[Items from an interface collection]
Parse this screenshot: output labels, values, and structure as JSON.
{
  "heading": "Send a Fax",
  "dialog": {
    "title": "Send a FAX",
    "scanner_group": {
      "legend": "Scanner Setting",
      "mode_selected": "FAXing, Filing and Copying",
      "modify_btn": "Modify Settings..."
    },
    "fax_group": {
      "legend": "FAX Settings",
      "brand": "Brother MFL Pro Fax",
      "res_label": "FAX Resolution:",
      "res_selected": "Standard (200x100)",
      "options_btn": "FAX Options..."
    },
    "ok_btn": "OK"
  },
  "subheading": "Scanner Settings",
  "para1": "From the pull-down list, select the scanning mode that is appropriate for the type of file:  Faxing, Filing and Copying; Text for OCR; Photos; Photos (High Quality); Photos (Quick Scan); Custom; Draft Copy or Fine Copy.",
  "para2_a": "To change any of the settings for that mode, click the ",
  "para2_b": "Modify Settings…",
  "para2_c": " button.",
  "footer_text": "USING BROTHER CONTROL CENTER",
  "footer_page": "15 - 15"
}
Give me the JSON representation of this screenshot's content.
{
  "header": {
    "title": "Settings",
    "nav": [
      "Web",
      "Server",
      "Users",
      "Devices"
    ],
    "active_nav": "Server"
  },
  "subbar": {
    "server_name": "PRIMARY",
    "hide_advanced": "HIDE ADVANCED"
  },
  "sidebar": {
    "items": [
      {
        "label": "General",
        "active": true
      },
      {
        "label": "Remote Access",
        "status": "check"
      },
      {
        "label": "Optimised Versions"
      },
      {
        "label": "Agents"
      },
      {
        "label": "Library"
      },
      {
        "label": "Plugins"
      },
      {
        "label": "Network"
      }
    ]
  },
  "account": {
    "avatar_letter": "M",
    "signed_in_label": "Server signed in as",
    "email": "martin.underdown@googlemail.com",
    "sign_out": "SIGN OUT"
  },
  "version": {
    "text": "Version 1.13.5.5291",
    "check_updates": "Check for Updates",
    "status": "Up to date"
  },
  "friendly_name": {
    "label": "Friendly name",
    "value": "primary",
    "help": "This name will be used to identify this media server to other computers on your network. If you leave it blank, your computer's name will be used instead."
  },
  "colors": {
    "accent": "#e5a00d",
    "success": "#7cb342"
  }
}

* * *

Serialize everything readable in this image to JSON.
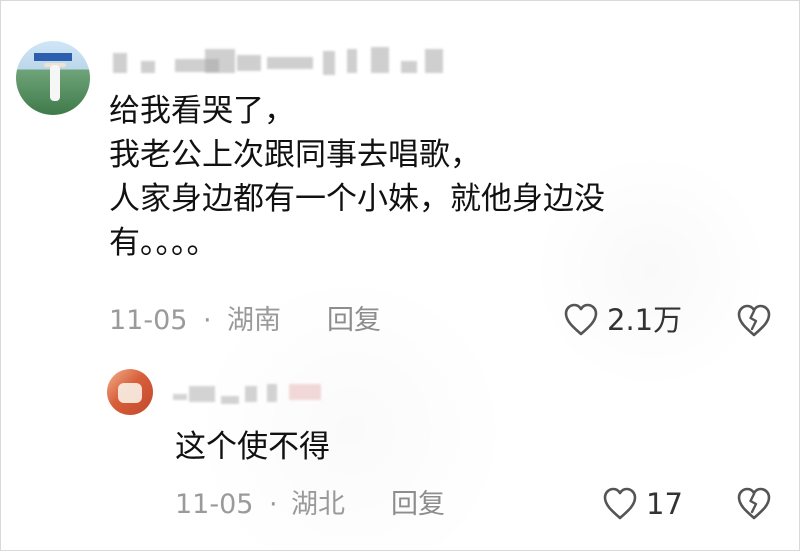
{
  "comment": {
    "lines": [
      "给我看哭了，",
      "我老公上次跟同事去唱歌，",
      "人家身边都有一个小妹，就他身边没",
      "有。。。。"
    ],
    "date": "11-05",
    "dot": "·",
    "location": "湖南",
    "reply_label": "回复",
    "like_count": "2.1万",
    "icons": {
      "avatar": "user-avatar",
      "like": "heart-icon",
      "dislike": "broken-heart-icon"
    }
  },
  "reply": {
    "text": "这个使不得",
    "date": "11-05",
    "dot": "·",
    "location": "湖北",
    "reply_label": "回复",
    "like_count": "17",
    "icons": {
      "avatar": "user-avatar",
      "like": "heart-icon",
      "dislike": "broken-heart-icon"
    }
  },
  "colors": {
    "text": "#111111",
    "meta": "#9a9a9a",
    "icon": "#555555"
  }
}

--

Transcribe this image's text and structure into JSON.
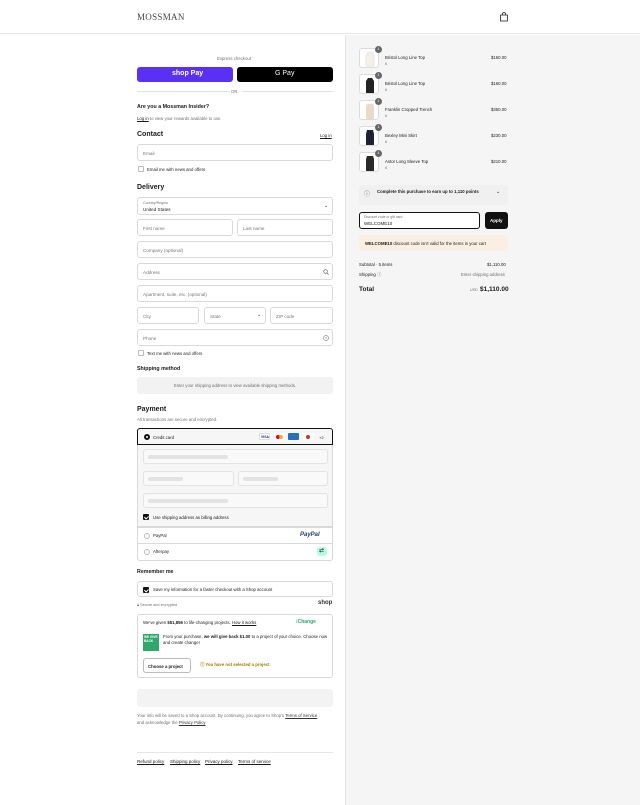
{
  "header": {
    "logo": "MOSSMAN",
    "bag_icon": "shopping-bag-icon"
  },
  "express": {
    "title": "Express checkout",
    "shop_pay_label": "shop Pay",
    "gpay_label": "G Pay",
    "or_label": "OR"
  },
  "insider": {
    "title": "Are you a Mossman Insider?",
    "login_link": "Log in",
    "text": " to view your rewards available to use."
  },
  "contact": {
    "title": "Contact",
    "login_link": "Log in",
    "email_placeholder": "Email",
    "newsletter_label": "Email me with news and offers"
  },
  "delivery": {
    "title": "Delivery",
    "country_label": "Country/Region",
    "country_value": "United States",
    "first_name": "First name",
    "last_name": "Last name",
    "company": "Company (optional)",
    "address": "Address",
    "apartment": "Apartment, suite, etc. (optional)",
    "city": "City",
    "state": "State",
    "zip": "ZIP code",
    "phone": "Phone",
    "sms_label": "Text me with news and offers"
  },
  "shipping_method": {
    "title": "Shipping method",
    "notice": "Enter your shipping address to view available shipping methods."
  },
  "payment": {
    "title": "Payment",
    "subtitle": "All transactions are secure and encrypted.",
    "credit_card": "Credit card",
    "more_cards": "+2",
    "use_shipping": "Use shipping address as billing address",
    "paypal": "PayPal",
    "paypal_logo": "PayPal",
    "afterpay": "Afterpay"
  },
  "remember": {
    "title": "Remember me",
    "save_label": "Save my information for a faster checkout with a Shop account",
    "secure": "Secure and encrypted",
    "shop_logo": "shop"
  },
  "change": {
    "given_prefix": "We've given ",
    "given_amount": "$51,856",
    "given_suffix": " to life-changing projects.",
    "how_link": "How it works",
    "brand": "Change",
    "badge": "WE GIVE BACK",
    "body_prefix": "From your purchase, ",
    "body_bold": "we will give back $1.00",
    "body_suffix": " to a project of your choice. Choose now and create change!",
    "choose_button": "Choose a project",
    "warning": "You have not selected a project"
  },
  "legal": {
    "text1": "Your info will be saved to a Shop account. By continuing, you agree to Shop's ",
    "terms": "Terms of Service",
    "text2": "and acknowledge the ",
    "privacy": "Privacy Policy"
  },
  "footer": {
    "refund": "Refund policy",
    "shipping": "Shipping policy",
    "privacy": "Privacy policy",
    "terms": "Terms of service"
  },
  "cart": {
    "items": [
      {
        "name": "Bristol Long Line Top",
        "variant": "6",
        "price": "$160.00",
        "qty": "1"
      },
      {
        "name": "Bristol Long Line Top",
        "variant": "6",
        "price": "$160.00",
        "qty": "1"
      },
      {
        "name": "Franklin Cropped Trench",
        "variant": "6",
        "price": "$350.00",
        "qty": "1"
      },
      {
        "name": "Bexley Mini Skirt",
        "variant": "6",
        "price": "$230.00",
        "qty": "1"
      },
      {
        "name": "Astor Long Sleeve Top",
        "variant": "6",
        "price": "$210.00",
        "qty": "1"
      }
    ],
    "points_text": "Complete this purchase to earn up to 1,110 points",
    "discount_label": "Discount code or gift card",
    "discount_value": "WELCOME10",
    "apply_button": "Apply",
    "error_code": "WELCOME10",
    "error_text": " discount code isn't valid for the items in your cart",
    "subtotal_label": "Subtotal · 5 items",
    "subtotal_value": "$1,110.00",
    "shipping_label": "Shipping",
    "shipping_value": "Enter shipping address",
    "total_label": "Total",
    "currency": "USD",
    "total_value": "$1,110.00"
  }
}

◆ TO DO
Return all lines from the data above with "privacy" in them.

◆ RESULT
    "privacy": "Privacy Policy"
    "privacy": "Privacy policy",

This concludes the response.